Digestive System Immaturity: A baby’s digestive system is not fully developed, and the food may ferment more, leading to sour smells.

Lactose Intolerance or Overload: Some babies have difficulty digesting lactose, which can cause fermentation and a vinegar-like smell.

Hydration: Less water content in the baby’s diet may lead to more concentrated smells.

Food Sensitivities and Allergies

Introduction of New Foods: When you introduce new foods into your baby’s diet, their stools can take on a variety of smells depending on how their body reacts to these foods.

Sensitivities or Allergies: Your baby might have an intolerance or allergy to certain foods you’re eating (if breastfeeding) or to certain ingredients in formula or solid food.


Excess Saliva: Babies produce extra saliva when teething. This can sometimes change the pH in their stool, leading to a vinegar-like smell.

Change in Eating Patterns: Teething can make babies fussy about feeding, which may in turn affect their stool.

Health Concerns

Infections: Things like viral or bacterial infections can influence the aroma of your child’s stool.

Gastrointestinal Conditions: Gastroesophageal reflux (GERD) or other gastrointestinal issues may manifest in acidic-smelling bowel movements.

Basic Care for Digestive Changes

There are some general rules to help your baby through their digestive developments.

Hydration is Key

Ensure your baby stays properly hydrated especially if they have diarrhea.

Balanced Diet

As solids are introduced, keep a balanced dietary approach.
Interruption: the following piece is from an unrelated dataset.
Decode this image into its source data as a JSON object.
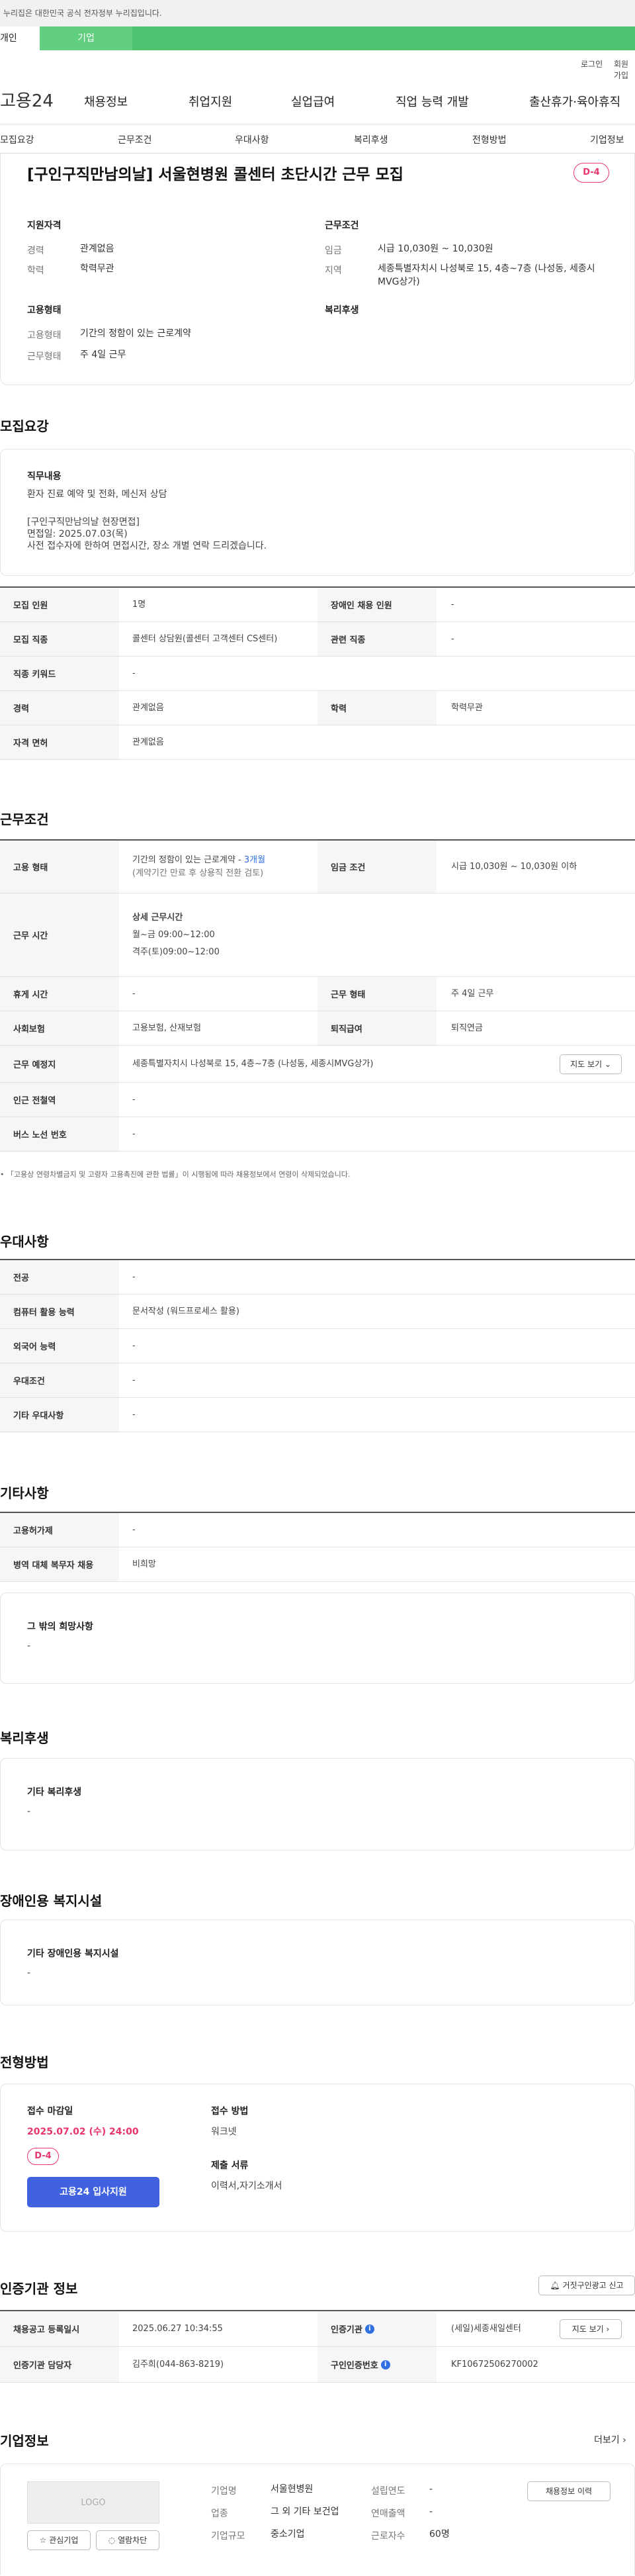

Include a variety of fruits, vegetables, and grains, that are age-appropriate, to support healthy digestion.


Keep a close eye on your baby’s reactions to new foods and feed them in moderation to reduce any digestive overload.

Home Remedies and Tips

While it’s important to communicate with a healthcare provider, there are also at-home considerations to manage usual changes in scent or texture. Monitor the color and consistency, keeping a diary if necessary.

Light abdominal massage can help with digestion.

Warm baths may relax the baby’s digestive system and alleviate discomfort.

Preventive Aspects: Probiotics and Digestive Enzymes

Starting early with good habits can make all the difference in a baby’s digestive health. Probiotics: Ask your pediatrician about incorporating probiotics which can aid in establishing a helpful gut microbiota.

Digestive Enzymes: In certain situations, supplemental enzymes may be recommended to assist with digestion.

Conclusion: Paying Attention to Poop

Monitoring your baby’s poop smells, like a vinegar scent, is a proactive way to keep track of their digestive health. While often a phase during normal development, staying informative about normal vs. abnormal signs is vital. Remember to always consider yourself as a co-navigator in your child’s health journey. When in doubt, a pediatric healthcare provider is the most suitable assistant in resolving digestive puzzles that revolve around your little one.

When discussing a subject like “baby poop smells like vinegar,” the key is to provide assurance to the reader that slight changes in scent can be a natural part of a baby’s development, while also giving guidance on when to seek medical advice. This draft walks the user through various topics including stool analysis, possible reasons for scent changes, additional symptoms that require attention, tips for digestion support, and the importance of a balanced diet. It is aimed at being informative yet not overwhelming, offering a resource for concerned parents.